yet been made to me, but General Mitchell states that his loss will not amount to over 20 men, while the enemy suffered greatly in killed and wounded.
On the next day (Thursday, June 25), General Mitchell joined me at my camp near Christiana. At the same time General Stanley, with part of his cavalry command, also reported to me at that place. It was on the morning of this day (June 25) that I sent Lieutenant-Colonel Patrick, with the Fifth Iowa Cavalry and the Fourth Michigan Cavalry, to observe the enemy at Fosterville. He found them there in strong force, but, by a bold dash, he gallantly drove them beyond the town, where they again made a stand and opened upon him with artillery. In obedience to my instructions, he then withdrew his forces, and returned to Christiana.

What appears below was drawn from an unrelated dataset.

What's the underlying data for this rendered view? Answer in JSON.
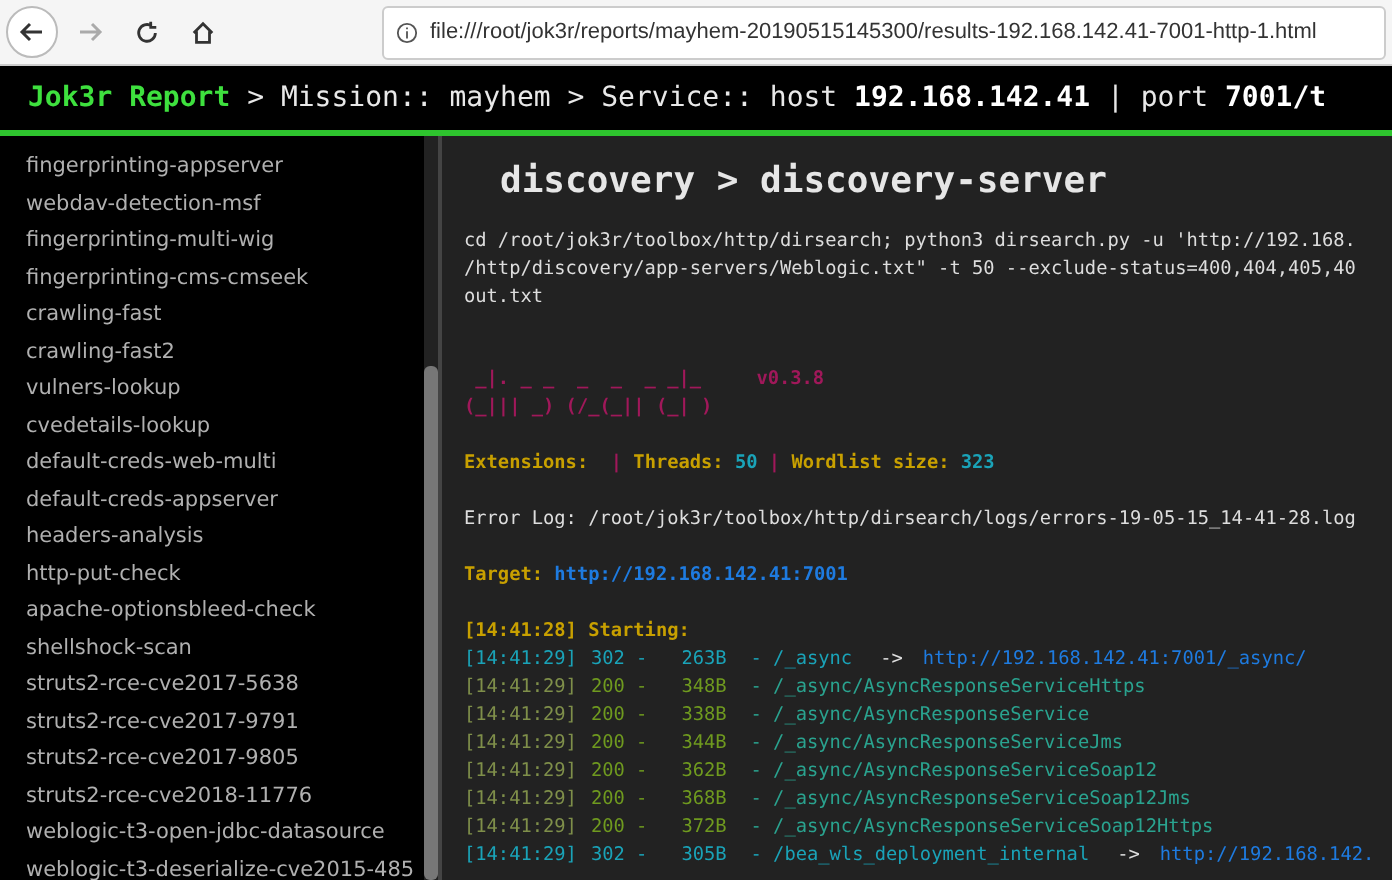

At 6 o'clock on the morning of June 27, I received a dispatch from the commanding general, directing me to feel the enemy at Guy's Gap. In accordance therewith, in one hour from that time I advanced with part of my command toward that point, moving on the Shelbyville pike. I sent General Stanley, with the cavalry, in front, and ordered General Baird's division of infantry to follow in close supporting distance. Upon reaching a point about 2 miles north of the gap, we met the enemy's skirmishers in the open fields. They exhibited such strength and resistance as to warrant us in the belief that they held the gap in force, and that they would there make a stubborn resistance to our advance. After skirmishing for about two hours, however, the enemy suddenly fell back to the gap, and there showed signs of a hasty retreat. Feeling confident that we could successfully attack them there, I then ordered General Stanley to bring up his cavalry and clear the gap at once. The order was promptly obeyed, and the enemy sought safety in flight, running in the direction of Shelbyville. Part of our cavalry followed them in an exciting chase, capturing about 50 prisoners, killing and wounding a number, and pursuing them 7 miles, of their rifle-pits, which were about 3 miles north of Shelbyville. Here, at the intersection of the Shelbyville pike with the rifle-pits, in a small earthwork, the enemy had planted two guns; by a well-directed fire from these our advance was for a short time stayed. I was now positively assured by the action of the enemy, and by such meager and indefinite intelligence as I could gain from citizens in the neighborhood of the gap, that the rebel forces which had been stationed at Shelbyville were then evacuating that place; and although the orders I had received did not contemplate an advance beyond the gap, I determined to push forward and strike the rear of the retreating rebel forces, which forces, I afterward discovered, composed the corps commanded by Lieutenant-General Polk, numbering about 18,000 men. I rapidly pushed the cavalry force of my command forward. The advance soon charged over the rifle-pits, turning the point where the enemy had planted their guns, and again causing them to rapidly retreat, taking their guns with them, following them to within three-quarters of a mile of Shelbyville, where we were again held at bay by a large force of the enemy, formed on the north side of and in the town, and by a battery of three guns, that was planted in the town in such position as to command all of the approaches thereto from the north. It was now after 6 p.m. At this juncture I closed up our advancing column, and a cavalry charge was then made. Within thirty minutes afterward the town of Shelbyville was in our possession. Three superior brass guns, one of which was rifled, were captured, and the captain commanding the battery, with all of his officers and most of his men present, were our prisoners. Over 500 additional